§ Material provided

───

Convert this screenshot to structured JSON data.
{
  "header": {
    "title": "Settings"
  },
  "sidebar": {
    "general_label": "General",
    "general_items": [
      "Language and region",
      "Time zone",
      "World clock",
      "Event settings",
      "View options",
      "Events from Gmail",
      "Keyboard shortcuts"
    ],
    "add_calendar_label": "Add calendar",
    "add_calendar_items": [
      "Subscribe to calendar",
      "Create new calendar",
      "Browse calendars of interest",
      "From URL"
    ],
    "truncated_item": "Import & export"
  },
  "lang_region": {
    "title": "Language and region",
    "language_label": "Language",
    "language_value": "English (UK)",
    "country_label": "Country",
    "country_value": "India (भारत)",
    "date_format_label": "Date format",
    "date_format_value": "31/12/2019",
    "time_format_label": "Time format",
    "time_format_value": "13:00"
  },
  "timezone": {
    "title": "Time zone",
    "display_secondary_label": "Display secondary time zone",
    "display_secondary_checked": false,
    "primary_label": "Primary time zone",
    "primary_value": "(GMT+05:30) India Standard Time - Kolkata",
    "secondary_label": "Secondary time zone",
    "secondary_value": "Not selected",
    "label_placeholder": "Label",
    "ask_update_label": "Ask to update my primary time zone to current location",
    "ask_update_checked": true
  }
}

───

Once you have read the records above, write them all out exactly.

Convert this screenshot to structured JSON data.
{
  "header": {
    "title": "Settings"
  },
  "sidebar": {
    "general_label": "General",
    "general_items": [
      "Language and region",
      "Time zone",
      "World clock",
      "Event settings",
      "View options",
      "Events from Gmail",
      "Keyboard shortcuts"
    ],
    "add_calendar_label": "Add calendar",
    "add_calendar_items": [
      "Subscribe to calendar",
      "Create new calendar",
      "Browse calendars of interest",
      "From URL"
    ],
    "truncated_item": "Import & export"
  },
  "lang_region": {
    "title": "Language and region",
    "language_label": "Language",
    "language_value": "English (UK)",
    "country_label": "Country",
    "country_value": "India (भारत)",
    "date_format_label": "Date format",
    "date_format_value": "31/12/2019",
    "time_format_label": "Time format",
    "time_format_value": "13:00"
  },
  "timezone": {
    "title": "Time zone",
    "display_secondary_label": "Display secondary time zone",
    "display_secondary_checked": false,
    "primary_label": "Primary time zone",
    "primary_value": "(GMT+05:30) India Standard Time - Kolkata",
    "secondary_label": "Secondary time zone",
    "secondary_value": "Not selected",
    "label_placeholder": "Label",
    "ask_update_label": "Ask to update my primary time zone to current location",
    "ask_update_checked": true
  }
}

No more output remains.